Yankee didn't count revenues for applications sold to iPod Touch users, because the media player is not considered a smartphone.
Free applications dominate the number of downloads from application stores, but those free apps often entice buyers to move up to a deluxe version for a fee. In that sense, application marketers are using the free apps to help generate revenue. The majority of paid apps cost 99 cents to $2.99, with fewer in the higher-priced range of $4.99 to $9.99. The most that consumers, in general, are willing to spend on an application is below $3, Howe said.
While it might be advantageous for a game developer to find platforms other than the iPhone to build a gaming app, it won't be easy. All the smartphone application stores and platforms are "very different environments to work for, including everything from how they split revenue, the development language used, what marketing support you get and even how much investor support will be offered," Howe said.

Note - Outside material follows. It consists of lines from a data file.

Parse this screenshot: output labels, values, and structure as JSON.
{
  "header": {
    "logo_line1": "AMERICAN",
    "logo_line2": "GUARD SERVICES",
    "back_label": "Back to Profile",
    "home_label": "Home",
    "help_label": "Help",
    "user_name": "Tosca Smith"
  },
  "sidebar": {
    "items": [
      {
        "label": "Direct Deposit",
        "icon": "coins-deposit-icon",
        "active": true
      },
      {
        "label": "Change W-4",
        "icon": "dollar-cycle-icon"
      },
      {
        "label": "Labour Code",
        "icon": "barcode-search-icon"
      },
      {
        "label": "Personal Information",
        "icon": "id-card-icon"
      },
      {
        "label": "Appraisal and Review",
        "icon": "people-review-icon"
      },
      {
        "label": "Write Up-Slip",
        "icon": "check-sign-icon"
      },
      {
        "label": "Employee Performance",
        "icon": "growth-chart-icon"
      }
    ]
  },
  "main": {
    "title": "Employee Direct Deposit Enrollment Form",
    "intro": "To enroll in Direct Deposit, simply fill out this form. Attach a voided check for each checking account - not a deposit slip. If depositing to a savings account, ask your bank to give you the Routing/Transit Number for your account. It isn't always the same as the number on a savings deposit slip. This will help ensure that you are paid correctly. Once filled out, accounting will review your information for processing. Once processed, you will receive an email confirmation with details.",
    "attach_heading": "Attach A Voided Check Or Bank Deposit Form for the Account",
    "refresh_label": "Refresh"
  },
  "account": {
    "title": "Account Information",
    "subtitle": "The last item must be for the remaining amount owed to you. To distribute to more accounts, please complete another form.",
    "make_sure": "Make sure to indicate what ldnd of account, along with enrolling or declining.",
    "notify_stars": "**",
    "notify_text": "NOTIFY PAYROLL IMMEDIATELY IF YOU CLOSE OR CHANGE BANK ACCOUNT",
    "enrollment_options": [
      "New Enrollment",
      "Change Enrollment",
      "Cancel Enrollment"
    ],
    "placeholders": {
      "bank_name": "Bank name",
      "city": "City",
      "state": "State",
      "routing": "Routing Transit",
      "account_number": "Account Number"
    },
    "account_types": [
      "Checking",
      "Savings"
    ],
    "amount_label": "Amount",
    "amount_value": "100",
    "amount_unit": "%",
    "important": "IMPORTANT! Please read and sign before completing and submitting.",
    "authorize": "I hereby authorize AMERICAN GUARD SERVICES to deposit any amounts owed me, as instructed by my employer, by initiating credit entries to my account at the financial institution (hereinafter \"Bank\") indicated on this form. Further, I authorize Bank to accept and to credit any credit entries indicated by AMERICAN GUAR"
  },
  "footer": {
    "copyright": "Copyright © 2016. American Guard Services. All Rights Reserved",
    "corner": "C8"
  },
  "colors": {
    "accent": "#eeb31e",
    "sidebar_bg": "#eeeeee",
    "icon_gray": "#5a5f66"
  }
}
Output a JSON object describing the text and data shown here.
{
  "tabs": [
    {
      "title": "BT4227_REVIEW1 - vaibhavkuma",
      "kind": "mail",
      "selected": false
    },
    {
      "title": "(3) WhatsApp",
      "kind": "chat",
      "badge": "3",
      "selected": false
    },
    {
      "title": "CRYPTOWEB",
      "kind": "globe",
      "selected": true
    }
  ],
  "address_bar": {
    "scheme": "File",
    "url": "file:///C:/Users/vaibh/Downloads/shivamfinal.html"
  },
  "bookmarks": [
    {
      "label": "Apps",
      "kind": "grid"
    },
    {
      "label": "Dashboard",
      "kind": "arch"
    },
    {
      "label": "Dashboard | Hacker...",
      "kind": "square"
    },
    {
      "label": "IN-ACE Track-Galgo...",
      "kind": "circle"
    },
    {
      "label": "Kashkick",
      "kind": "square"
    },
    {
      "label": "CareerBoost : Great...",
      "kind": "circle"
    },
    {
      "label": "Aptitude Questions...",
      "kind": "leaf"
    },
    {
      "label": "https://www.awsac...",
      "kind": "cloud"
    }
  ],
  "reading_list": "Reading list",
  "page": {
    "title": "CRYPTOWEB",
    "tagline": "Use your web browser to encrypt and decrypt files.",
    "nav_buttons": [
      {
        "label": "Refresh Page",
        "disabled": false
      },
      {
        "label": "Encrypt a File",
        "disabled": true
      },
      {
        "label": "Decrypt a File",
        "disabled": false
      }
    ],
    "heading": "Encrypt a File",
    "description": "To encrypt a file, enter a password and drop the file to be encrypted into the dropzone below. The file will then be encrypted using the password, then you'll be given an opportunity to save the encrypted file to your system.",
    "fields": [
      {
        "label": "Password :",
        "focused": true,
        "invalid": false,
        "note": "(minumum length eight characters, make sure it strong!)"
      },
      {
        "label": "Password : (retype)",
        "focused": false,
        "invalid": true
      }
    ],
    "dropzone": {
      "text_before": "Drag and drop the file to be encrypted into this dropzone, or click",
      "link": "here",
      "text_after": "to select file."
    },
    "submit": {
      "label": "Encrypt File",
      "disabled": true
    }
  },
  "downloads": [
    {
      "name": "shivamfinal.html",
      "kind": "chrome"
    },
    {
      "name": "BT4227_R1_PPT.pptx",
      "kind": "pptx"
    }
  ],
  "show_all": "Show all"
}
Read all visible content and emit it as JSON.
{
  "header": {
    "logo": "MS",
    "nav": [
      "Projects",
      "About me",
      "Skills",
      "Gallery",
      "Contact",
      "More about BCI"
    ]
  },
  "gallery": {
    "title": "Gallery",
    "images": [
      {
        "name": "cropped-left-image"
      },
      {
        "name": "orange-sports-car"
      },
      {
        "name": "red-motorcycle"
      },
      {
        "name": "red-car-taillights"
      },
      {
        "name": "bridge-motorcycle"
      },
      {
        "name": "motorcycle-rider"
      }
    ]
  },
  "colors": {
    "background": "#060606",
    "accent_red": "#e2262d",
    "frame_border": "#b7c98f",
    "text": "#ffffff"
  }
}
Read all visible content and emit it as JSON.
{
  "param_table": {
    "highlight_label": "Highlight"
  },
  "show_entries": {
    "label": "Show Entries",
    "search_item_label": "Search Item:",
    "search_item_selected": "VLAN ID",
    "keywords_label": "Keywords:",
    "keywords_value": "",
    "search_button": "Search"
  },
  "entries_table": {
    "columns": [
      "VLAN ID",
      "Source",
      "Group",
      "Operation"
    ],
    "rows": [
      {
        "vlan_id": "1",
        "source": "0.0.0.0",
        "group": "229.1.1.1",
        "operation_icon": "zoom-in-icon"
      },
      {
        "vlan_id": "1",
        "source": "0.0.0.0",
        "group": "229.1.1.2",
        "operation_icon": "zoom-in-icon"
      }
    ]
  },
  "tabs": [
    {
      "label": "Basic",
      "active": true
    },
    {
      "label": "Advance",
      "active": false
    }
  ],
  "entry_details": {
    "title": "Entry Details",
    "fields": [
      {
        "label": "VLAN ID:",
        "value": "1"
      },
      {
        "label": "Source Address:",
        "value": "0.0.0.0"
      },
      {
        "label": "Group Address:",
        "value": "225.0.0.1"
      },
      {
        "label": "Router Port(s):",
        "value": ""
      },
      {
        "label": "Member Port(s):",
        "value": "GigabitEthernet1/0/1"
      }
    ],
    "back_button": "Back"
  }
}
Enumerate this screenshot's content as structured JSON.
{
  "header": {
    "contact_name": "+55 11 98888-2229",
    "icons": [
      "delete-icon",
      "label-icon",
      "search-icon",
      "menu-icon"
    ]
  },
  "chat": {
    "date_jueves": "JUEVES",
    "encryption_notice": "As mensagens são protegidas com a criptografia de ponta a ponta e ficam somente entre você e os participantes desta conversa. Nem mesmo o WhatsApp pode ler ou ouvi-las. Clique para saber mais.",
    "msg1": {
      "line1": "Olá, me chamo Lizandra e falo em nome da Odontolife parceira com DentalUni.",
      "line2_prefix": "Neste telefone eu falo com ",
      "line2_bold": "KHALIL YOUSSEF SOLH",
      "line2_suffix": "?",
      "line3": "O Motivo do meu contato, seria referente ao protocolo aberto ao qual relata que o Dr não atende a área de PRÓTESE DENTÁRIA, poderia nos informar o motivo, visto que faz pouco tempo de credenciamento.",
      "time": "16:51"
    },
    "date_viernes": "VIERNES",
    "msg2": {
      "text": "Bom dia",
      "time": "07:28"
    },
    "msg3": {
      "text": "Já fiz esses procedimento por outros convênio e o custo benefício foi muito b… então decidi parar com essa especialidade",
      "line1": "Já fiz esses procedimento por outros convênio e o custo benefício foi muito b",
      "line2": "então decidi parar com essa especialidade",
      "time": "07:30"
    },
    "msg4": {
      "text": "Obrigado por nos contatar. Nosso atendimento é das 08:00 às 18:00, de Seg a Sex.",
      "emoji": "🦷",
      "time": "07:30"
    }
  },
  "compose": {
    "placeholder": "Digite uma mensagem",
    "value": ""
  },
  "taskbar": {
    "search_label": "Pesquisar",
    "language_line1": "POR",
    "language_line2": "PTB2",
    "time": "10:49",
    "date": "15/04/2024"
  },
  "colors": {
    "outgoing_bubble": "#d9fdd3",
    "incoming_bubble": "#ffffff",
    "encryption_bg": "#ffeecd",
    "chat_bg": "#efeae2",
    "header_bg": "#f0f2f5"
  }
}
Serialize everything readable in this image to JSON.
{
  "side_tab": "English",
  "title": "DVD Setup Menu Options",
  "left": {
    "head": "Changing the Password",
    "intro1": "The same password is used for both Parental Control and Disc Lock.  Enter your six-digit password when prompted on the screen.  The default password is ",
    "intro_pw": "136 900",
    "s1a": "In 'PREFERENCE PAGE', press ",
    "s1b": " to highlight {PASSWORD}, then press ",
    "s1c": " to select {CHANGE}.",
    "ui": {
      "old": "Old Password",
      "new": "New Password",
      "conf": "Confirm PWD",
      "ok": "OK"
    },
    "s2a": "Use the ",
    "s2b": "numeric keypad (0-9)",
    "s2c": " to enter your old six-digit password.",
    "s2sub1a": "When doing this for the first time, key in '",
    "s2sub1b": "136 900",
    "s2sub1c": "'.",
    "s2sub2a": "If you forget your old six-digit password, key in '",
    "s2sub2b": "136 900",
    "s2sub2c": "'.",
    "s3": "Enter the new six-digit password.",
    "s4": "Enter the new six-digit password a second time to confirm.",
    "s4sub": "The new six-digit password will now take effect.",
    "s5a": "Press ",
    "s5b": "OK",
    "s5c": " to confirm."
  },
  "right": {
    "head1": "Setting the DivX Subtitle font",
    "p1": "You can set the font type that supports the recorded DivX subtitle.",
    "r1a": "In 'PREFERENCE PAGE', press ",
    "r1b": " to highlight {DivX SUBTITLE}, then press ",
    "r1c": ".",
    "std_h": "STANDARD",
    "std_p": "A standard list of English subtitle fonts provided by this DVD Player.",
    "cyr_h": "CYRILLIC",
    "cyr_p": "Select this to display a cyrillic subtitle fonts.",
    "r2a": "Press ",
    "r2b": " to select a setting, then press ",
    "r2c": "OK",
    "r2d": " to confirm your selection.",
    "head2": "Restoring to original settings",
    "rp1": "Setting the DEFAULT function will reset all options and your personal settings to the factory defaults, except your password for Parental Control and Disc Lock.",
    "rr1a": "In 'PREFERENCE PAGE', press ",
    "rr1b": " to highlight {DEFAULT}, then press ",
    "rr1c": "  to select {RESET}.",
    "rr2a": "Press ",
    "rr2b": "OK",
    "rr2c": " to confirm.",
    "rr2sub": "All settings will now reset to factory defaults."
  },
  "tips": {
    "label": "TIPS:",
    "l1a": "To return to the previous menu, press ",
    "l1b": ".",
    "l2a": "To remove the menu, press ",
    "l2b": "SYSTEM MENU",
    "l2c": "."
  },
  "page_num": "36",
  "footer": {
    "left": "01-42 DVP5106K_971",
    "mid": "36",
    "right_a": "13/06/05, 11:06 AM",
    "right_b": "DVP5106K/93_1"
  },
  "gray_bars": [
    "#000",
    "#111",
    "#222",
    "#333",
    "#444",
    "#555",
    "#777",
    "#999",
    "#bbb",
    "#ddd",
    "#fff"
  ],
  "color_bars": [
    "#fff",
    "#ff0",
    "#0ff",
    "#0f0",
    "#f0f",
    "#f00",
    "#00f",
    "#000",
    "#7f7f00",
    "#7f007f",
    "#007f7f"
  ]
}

In addition, Howe said, it's not easy for a small developer shop that has spent years building applications in the Java programming language to suddenly convert to building iPhone apps, which often requires developing in Objective-C. "You pretty much have to start afresh," he said.
Android and BlackBerry often rely on Java developers, while Palm Inc. offers its WebOS mobile operating system, which is Web centric, a factor that could help Palm gain more smartphone applications because there are so many Web developers, Howe said.
"Since the WebOS is Webcentric, that will help Palm with its app supply," Howe added. "The number of C++ developers is probably half a million, while there are millions of Web developers, some of whom could build smartphone apps. It's hard to walk down the hall of a high school without knocking over a few Web developers who have used html."
In the U.S., Howe estimated there are 1 million to 3 million software developers who could potentially write smartphone apps in coming years.